- _Exercise directions_
Return every record exactly. Omit nothing.

- _Task inputs_
%%

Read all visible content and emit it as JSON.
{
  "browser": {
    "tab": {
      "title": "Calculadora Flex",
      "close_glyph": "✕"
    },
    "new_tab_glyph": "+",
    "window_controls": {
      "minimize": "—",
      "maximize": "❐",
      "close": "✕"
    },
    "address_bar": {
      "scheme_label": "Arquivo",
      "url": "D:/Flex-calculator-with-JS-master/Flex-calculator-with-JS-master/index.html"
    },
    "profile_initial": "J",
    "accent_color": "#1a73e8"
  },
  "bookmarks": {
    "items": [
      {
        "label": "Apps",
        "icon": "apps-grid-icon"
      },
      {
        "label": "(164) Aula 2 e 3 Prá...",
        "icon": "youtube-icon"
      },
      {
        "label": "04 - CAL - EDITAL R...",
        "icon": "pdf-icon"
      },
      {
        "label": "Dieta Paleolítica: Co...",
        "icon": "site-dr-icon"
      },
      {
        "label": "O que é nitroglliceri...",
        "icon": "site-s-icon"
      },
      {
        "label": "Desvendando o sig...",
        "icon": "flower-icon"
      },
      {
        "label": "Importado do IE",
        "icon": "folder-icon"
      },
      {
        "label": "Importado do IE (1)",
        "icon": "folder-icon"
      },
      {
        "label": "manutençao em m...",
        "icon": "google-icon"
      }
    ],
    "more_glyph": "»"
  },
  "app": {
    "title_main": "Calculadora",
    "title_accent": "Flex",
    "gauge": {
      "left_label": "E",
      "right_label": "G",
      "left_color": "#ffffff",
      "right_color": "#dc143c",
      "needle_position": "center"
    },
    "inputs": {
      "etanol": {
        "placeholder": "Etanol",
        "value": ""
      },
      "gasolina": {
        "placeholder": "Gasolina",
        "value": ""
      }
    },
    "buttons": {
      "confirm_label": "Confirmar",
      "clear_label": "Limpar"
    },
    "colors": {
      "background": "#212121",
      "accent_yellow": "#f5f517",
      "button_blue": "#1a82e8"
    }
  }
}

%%

- _Exercise output_
Read all visible content and emit it as JSON.
{
  "browser": {
    "tab": {
      "title": "Calculadora Flex",
      "close_glyph": "✕"
    },
    "new_tab_glyph": "+",
    "window_controls": {
      "minimize": "—",
      "maximize": "❐",
      "close": "✕"
    },
    "address_bar": {
      "scheme_label": "Arquivo",
      "url": "D:/Flex-calculator-with-JS-master/Flex-calculator-with-JS-master/index.html"
    },
    "profile_initial": "J",
    "accent_color": "#1a73e8"
  },
  "bookmarks": {
    "items": [
      {
        "label": "Apps",
        "icon": "apps-grid-icon"
      },
      {
        "label": "(164) Aula 2 e 3 Prá...",
        "icon": "youtube-icon"
      },
      {
        "label": "04 - CAL - EDITAL R...",
        "icon": "pdf-icon"
      },
      {
        "label": "Dieta Paleolítica: Co...",
        "icon": "site-dr-icon"
      },
      {
        "label": "O que é nitroglliceri...",
        "icon": "site-s-icon"
      },
      {
        "label": "Desvendando o sig...",
        "icon": "flower-icon"
      },
      {
        "label": "Importado do IE",
        "icon": "folder-icon"
      },
      {
        "label": "Importado do IE (1)",
        "icon": "folder-icon"
      },
      {
        "label": "manutençao em m...",
        "icon": "google-icon"
      }
    ],
    "more_glyph": "»"
  },
  "app": {
    "title_main": "Calculadora",
    "title_accent": "Flex",
    "gauge": {
      "left_label": "E",
      "right_label": "G",
      "left_color": "#ffffff",
      "right_color": "#dc143c",
      "needle_position": "center"
    },
    "inputs": {
      "etanol": {
        "placeholder": "Etanol",
        "value": ""
      },
      "gasolina": {
        "placeholder": "Gasolina",
        "value": ""
      }
    },
    "buttons": {
      "confirm_label": "Confirmar",
      "clear_label": "Limpar"
    },
    "colors": {
      "background": "#212121",
      "accent_yellow": "#f5f517",
      "button_blue": "#1a82e8"
    }
  }
}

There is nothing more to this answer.